Mountain View replaces Google Wifi

Mountain View replaces Google Wifi

Avni Singhal

Google has been experimenting with many new projects recently – from releasing Google glass and establishing Calico to starting Google Shopping Express, it has been reaching many different parts of the community, affecting most of us in one way or another. However, Google’s newest project, replacing Google WiFi, is most directly relevant to Mountain View community members.

There have been many complaints about the neglected Google Wifi system in Mountain View, which is beset with performance and reliability issues.
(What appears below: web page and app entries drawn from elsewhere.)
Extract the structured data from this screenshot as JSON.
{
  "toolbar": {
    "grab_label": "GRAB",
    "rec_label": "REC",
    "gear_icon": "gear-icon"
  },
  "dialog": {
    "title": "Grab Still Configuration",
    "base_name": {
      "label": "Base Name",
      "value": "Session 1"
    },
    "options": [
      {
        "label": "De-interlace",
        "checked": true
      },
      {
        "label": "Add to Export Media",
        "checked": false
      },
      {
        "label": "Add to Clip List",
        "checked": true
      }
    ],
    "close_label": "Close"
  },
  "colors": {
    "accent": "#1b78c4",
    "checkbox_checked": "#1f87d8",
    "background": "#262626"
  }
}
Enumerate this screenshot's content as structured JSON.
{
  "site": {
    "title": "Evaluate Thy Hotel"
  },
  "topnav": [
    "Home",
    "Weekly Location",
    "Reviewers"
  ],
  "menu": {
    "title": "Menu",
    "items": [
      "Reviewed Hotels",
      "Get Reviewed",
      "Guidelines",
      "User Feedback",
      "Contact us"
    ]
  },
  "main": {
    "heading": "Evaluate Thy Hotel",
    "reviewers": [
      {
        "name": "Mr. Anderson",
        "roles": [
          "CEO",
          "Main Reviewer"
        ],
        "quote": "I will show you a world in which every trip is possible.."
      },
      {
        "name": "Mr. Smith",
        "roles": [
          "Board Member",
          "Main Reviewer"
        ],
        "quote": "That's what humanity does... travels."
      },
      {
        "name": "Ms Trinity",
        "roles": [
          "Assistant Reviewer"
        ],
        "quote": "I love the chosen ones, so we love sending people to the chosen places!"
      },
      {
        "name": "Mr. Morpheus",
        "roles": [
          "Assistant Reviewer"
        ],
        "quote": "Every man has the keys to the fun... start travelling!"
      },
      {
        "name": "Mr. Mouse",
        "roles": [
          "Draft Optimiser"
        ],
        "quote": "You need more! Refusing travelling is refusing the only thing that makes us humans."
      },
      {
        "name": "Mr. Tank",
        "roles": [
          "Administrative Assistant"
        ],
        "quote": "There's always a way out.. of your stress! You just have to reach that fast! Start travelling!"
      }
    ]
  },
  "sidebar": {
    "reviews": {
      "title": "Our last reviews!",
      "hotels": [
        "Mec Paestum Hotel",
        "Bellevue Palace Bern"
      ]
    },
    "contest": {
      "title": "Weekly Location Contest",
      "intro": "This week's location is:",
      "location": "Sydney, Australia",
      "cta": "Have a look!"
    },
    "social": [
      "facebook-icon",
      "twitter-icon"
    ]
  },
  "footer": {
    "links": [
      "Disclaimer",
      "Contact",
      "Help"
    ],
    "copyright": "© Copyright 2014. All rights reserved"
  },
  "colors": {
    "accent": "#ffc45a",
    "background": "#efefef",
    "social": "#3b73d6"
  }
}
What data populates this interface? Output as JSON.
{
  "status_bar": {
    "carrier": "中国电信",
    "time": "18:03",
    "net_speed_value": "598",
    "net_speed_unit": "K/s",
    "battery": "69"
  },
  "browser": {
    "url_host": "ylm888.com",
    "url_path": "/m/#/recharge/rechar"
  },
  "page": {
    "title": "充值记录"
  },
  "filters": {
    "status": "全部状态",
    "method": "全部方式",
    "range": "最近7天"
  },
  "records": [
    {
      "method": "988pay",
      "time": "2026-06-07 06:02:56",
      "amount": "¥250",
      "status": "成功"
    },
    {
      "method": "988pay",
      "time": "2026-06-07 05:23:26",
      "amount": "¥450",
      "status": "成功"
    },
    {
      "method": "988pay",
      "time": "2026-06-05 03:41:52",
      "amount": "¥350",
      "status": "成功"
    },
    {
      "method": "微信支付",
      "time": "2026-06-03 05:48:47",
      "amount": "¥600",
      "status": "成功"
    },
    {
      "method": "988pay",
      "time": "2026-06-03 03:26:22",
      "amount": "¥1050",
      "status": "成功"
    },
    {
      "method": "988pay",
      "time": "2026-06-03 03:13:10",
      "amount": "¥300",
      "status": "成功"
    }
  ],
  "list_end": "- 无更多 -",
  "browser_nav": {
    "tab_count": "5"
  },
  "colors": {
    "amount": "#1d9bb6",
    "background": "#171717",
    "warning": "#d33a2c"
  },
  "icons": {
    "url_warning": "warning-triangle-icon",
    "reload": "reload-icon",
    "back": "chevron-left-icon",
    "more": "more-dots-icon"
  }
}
The system was installed in 2006 and has not been able to keep up with the speed and data demands required by today’s devices. On February 25th, the Mountain View City Council came to an agreement with Google.

The City Council accepted Google’s offer of a $500,000 technology grant. The funds will be used to maintain the new WiFi system the city has installed in the library and in City Hall, and is planning to extend to the Teen Center, Senior Center, Community Center, and Rengstorff Park.

Google is also set to replace its current system with a smaller but more capable network. The City Council approved a new five-year agreement to have Google bring a new and free outdoor WiFi system to the downtown corridor. This downtown corridor covers 18 city blocks and is bordered by El Camino Real, Hope Street, the edges of the train station, and Franklin Street. This agreement means that Google will be dismantling its existing wireless system. Residents using the system have been given a 60 day notice that the system is being taken down.

“We need to provide the tools of success for every one of our residents in this connected world. With this connectivity plan, we have the opportunity to make a significant leap forward by upgrading the WiFi in key areas of Mountain View,” Mayor Chris Clark said.

Additionally, council members are in preliminary discussions over Google’s proposal to bring Google Fiber to Mountain View. The new fiber-optic network could provide a connection up to 100 times faster than the average American broadband speed, bringing us to gigabit speeds. In cities where it is offered, it costs $70 a month with an installation fee up to $300. Mountain View is one of the 34 cities in the nation that could get Google Fiber soon, including Sunnyvale, Palo Alto, Santa Clara, and San Jose locally.

Council member Mike Kasperzak stresses the importance of Google Fiber.

“We are actually becoming a third world country in terms of Internet. In Sweden they are at gigabit speeds up and down at a quarter of the cost of what we pay for 6 megabytes up and down,” Kasperzak said.